> _PROBLEM STATEMENT_
Check the records below for the word "true" and state how many lines contain it, replying with the number only.

> _EXCERPTED RECORDS_
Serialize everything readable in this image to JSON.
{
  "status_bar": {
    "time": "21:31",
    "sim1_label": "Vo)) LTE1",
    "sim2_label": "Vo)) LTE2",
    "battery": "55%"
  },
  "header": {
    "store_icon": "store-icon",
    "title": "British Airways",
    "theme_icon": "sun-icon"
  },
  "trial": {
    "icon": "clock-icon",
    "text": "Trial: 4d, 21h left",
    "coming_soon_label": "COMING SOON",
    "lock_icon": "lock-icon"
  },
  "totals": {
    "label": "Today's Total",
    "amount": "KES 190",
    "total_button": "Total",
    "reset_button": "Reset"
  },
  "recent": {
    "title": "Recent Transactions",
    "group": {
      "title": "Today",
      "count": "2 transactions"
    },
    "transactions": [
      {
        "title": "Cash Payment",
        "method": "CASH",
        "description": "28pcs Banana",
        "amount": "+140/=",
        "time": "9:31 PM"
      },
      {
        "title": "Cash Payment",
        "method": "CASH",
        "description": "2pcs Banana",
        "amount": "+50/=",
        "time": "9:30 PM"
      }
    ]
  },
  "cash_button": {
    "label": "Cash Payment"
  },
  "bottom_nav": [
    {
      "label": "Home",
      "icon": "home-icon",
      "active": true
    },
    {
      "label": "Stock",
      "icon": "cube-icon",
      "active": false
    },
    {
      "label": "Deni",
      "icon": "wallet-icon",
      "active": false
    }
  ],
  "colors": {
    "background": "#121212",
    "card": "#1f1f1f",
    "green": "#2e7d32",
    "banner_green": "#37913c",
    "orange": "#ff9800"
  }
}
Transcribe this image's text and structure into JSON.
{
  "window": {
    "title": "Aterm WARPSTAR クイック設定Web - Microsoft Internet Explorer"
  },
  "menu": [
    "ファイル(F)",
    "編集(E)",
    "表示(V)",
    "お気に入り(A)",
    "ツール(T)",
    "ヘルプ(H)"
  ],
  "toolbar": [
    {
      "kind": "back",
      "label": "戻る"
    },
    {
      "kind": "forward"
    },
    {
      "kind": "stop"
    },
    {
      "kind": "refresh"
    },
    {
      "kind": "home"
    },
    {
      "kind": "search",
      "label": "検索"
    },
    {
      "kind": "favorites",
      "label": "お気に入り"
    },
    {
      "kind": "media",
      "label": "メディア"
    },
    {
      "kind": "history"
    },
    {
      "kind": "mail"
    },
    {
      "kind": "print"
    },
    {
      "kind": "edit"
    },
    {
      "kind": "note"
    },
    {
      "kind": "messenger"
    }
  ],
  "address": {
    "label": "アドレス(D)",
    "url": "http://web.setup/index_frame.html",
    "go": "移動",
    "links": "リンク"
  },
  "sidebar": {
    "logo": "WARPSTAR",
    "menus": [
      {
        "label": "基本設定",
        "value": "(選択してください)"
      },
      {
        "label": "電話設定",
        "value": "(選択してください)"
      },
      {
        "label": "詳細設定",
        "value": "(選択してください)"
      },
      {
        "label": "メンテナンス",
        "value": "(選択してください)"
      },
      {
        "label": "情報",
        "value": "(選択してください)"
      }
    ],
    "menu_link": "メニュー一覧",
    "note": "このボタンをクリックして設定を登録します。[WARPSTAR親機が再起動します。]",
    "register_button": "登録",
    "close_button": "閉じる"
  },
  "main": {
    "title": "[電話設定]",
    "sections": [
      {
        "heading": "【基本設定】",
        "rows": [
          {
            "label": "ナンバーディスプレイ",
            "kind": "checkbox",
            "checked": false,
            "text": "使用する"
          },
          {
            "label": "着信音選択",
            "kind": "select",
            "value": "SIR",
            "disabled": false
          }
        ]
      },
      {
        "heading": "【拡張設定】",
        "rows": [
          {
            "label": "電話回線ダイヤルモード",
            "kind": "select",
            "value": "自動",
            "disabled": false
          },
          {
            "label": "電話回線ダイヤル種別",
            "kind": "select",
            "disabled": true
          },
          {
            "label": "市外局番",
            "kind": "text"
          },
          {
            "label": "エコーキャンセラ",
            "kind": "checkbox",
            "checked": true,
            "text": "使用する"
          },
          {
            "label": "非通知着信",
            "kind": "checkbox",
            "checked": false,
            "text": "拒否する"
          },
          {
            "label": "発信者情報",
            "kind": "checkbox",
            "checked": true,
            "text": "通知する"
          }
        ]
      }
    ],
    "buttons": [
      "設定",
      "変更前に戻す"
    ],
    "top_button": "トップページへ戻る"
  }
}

> _ANSWER BOX_
4